The national budget presented for 2020 is a reflection of a strong macro-economic stability, resulting from a budget surplus over the past few years, falling public debt which is expected to reach 40% of GDP in 2020, unemployment which stands at 3.5%, relatively low inflation and a robust economic growth.
There are various labour market measures that aim to increase labour participation. The preferential tax on overtime will incentivise more employees to work overtime in their own workplace in preference to part time work. The measures to increase the welfare of pensioners are commendable, but preferably might have been supplemented with stronger incentives for active ageing measure to retain pensioners in employment. The Malta Employers’ Association has always expressed itself against the increase in optional leave, as Malta already has among the highest allocation of leave days in the world. The day’s increase in optional leave will erode our competitiveness. The pronounced measure regarding outsourced work needs to be discussed in detail as it can create inequalities within companies.
The investment in education is important but there should be stronger evaluation that guarantees that the country is getting an adequate return on the investment in this crucial sector, combined with an intensified effort to bridge the gap between education and industry.
This level of economic activity needs to be supported by longer term strategies that ensure sustainability in the longer term, and which address the many challenges which the country faces, both economic and social. Chief amongst these is the demographic transformation which the country is going through. In spite of the low birth rate, the population is growing due the rapid influx of foreign workers which are one of the main drivers of the economic growth, but which are also partly the cause of the current development boom, traffic congestion, pollution and other undesirable effects. A balance needs to be struck between the exigencies of short-term growth and long-term sustainability, as it could have adverse effects on particular sectors, such as tourism and also on the general quality if life of the general population. The budget attempts to address these challenges through numerous positive environmental measures which also require sustained long-term efforts, such as the shift to electric cars. The environmental incentives are too focused on construction, with less prominence given to other economic sectors.
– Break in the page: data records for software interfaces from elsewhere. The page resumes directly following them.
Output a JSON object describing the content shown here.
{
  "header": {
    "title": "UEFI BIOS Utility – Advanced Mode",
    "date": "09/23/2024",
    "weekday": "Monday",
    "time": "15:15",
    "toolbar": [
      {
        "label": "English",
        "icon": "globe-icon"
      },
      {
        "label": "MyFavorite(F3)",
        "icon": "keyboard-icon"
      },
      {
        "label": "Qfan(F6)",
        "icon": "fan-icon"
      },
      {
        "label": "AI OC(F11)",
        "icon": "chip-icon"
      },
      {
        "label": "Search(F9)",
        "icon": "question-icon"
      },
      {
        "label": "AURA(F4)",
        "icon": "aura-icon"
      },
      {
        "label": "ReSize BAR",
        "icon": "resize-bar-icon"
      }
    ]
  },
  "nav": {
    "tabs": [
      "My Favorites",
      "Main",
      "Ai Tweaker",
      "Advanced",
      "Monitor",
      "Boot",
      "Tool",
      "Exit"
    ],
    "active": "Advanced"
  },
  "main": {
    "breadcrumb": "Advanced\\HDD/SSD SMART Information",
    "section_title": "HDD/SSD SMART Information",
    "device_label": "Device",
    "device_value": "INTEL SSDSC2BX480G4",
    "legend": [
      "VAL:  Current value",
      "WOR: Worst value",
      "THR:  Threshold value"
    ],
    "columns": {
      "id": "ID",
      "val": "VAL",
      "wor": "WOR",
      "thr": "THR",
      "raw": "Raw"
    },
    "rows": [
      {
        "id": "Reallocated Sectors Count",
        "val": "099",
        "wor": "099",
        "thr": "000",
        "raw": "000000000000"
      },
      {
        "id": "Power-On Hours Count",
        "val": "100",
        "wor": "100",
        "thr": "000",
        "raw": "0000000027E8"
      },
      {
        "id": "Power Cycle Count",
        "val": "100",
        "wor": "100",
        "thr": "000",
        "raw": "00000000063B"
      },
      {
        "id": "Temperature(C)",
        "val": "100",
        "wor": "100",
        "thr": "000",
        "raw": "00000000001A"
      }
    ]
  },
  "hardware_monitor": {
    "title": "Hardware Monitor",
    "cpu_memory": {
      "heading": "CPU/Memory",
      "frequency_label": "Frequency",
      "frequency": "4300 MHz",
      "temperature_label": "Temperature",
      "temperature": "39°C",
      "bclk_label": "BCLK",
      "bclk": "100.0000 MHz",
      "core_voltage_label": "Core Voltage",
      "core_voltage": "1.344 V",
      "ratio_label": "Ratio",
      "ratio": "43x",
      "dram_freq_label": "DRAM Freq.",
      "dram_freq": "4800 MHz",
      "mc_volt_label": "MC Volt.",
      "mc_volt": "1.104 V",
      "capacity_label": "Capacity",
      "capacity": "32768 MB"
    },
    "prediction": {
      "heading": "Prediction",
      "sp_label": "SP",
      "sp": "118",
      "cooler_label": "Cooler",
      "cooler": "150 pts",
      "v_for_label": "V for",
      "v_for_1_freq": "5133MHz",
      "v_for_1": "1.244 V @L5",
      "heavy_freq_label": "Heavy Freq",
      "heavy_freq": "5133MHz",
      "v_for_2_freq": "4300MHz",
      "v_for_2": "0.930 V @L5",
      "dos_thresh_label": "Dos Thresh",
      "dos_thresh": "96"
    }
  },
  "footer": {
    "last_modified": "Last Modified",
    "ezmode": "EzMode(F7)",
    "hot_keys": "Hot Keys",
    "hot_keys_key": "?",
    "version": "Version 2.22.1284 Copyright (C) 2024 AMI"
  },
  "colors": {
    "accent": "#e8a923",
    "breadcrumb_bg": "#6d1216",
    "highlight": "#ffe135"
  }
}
Another situation that needs to be addressed is the reputational damage Malta is suffering from due to the bad publicity caused by numerous scandals. Our current level of economic performance is heavily dependent on our reputation as a safe investment destination that will sustain sensitive sectors such as financial services and igaming. The issue of correspondent banks needs an urgent resolution, and the fall in placing in the competitiveness index, as shown in the Global Competitiveness Index is an eye opener that we can never be complacent about our successes. Yet the budget speech confirms this governments’ attempts to break into new sectors, such as blockchain to further diversify the economy. This diversification is one of our major strengths, considering the size of our economy.